Full disclosure: the Sunlight Foundation works with the three organizations that sponsored this report.
From Moses to James Madison to David Letterman, important ideas come in lists of ten, as do these principles for opening up government information. The list isn’t new: my colleague John Wonderlich wrote about “themes for legislative information publication” in February 2007, and eight open government data principles emerged from a conference organized by internet oracle Carl Malamud and technology publisher Tim O’Reilly in December 2007. However, we have refreshed the principles, expanded upon them, and added details.
The government is increasingly making data available online, partly in response to congressional and presidential leadership and partly from public pressure. The newly released or updated data varies markedly in quality and usefulness; agencies are searching for guidance on how to do better.
These principles are intended to provide a starting point. They are: completeness, primacy, timeliness, ease of physical and electronic access, machine readability, non-discrimination, use of commonly owned standards, licensing, permanence and usage costs. Each one exists along a continuum of openness, and the list writ large is intended as a guidebook, not a rulebook.
We welcome additional ideas and corrections. The document is available here.
 Technically speaking, what we call the "Bill of Rights" was intended to have 12 constitutional amendments, although only 10 were enacted in the 1790s; noted commentator Melvin Kaminsky reports the number of commandments varied over time; and few items from Letterman’s list are actually funny.
 Sunlight provided a grant to the conference.
 More background materials are available here.
A librarian at the Law Library of Congress is asking for your ideas on improving THOMAS via that agency's fantastic new blog, In Custodia Legis, launched this past Monday. Today's blogpost describes ongoing efforts to improve THOMAS, including the creation of “tip of the week” that highlights THOMAS’ lesser-known features, and asks for ideas for future improvements.
I’m sure our friends at OpenCongress and GovTrack have some helpful ideas, and I have a lengthy list, too, but my top suggestion continues to be that the public be granted bulk access to THOMAS data. Congressman Honda explained this best in 2008: “Offering legislative information in a way that other websites can reuse could lead to revolutionary changes in the way our government functions, eventually allowing Congress to better tap into the knowledge and wisdom of the American people.” (I should add that we’re still awaiting the LOC/GPO report on making THOMAS data available in bulk, mandated by P.L. 111-8.)

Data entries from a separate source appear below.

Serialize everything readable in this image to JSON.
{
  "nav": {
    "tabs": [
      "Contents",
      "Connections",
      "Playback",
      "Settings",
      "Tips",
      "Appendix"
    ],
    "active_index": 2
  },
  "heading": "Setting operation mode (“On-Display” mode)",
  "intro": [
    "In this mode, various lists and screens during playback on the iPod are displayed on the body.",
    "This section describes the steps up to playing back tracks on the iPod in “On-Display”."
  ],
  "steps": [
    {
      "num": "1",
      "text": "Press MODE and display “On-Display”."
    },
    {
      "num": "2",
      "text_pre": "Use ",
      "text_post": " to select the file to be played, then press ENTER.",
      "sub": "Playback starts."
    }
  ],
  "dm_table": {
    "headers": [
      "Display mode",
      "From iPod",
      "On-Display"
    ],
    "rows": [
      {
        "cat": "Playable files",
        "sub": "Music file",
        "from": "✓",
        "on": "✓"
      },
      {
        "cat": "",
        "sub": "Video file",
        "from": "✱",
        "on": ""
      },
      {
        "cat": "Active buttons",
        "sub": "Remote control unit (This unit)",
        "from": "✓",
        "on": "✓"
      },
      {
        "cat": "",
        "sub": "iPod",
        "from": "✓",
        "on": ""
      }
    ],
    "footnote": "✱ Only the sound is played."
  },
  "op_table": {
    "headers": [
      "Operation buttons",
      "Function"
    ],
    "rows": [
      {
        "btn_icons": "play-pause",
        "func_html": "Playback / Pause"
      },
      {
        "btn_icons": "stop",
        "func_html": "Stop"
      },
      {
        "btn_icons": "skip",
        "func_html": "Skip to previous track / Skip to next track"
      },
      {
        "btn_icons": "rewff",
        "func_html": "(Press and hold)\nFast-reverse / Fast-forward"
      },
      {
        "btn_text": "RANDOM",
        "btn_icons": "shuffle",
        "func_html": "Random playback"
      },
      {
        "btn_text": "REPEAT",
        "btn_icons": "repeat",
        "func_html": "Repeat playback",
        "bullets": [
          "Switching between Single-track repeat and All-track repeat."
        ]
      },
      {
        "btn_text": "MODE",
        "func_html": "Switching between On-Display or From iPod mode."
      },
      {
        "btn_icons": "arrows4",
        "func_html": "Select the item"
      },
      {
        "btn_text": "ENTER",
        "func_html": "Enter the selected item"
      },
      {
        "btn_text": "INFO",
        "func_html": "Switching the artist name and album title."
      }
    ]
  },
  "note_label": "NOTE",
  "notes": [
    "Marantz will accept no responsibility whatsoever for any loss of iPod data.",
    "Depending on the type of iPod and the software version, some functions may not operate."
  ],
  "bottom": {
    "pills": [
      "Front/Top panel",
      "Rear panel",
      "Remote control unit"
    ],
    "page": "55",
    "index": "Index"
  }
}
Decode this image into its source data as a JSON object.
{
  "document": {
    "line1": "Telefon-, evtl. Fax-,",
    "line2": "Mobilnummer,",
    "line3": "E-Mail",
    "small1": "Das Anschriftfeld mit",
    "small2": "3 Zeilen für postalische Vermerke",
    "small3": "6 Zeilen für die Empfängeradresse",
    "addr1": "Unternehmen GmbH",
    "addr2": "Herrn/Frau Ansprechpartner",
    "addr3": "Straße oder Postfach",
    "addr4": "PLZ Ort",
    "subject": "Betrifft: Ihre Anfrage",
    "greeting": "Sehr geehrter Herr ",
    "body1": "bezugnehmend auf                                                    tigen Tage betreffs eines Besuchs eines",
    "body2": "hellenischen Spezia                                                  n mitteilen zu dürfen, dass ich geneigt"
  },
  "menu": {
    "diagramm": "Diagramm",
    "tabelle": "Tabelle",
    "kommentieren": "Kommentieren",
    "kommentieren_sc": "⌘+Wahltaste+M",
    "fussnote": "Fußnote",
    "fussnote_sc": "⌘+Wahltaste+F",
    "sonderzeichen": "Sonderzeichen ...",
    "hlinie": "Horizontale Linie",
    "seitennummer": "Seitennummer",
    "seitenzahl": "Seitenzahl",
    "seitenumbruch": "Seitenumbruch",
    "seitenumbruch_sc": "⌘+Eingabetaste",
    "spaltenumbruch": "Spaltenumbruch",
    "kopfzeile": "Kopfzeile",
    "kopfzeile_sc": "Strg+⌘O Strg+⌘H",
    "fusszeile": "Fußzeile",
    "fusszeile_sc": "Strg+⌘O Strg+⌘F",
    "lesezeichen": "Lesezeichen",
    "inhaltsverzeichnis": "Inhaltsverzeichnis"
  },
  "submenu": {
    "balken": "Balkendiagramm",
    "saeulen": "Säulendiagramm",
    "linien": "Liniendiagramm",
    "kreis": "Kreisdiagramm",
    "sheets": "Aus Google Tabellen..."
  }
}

My other main suggestion concerns what the Law Library has started to do-- bring the public in on the discussion of how to make THOMAS better. Some possible ways to continue in this direction would be to hold regular roundtable discussions, create a users advisory group, regular soliciting and responding to public feedback, and so on. Many people care about the information contained in THOMAS and how it is provided to the public. A partnership between the public and the Law Library can further its mission of providing “research assistance and reference services for United States federal and state legal issues to national and global constituents.”
More information about THOMAS, including some suggestions for improvements, are available here.